### What to work on
Your answer should be every line of the records that contains the word "JSON", copied as it stands.

### Information provided
──────
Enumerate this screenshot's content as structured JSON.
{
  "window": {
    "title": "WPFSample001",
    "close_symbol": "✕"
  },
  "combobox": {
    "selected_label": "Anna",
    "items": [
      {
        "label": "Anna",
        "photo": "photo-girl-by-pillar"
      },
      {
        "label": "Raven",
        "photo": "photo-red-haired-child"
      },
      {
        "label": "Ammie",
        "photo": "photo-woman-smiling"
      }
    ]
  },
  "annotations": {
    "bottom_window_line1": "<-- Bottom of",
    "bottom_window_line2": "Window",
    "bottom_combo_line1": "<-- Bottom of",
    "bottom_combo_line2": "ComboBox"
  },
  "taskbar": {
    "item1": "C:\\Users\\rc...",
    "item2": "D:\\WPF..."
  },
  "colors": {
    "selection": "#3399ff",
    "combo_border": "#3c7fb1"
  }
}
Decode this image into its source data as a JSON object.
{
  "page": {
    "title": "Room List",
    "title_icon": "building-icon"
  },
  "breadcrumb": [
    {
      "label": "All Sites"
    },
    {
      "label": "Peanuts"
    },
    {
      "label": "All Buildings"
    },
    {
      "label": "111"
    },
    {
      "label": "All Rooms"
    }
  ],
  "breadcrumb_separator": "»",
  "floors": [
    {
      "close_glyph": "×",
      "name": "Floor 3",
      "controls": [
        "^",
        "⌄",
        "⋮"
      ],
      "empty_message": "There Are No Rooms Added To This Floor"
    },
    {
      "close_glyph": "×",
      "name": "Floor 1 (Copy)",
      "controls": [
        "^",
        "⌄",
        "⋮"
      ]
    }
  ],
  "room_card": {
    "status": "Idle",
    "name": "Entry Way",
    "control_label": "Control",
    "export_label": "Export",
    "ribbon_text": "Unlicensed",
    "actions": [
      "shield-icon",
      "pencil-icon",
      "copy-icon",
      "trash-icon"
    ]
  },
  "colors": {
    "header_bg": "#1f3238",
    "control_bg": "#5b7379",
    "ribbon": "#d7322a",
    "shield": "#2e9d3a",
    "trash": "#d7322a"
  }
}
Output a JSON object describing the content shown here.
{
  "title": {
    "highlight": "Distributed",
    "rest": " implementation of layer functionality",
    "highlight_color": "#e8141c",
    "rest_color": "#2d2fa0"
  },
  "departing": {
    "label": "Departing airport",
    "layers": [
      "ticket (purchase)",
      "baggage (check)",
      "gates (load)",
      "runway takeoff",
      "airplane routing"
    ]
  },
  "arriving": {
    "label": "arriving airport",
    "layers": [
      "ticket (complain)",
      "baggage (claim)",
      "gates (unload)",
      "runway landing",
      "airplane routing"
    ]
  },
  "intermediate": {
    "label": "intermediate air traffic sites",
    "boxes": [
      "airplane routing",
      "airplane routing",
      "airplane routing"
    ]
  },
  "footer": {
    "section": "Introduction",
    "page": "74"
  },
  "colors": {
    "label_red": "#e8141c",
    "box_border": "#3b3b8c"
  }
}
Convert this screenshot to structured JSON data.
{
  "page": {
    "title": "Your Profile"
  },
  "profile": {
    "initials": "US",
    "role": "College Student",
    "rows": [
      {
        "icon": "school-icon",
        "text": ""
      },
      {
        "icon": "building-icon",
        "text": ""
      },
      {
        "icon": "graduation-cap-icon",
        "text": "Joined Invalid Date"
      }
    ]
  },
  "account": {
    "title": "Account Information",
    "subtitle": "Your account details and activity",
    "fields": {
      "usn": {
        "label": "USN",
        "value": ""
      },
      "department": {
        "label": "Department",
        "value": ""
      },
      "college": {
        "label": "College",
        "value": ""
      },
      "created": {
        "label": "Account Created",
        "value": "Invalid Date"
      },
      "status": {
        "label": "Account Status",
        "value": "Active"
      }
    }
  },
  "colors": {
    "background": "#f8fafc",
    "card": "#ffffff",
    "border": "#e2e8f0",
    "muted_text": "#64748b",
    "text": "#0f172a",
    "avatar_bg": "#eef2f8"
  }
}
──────
### Problem solution
Enumerate this screenshot's content as structured JSON.
Decode this image into its source data as a JSON object.
Output a JSON object describing the content shown here.
Convert this screenshot to structured JSON data.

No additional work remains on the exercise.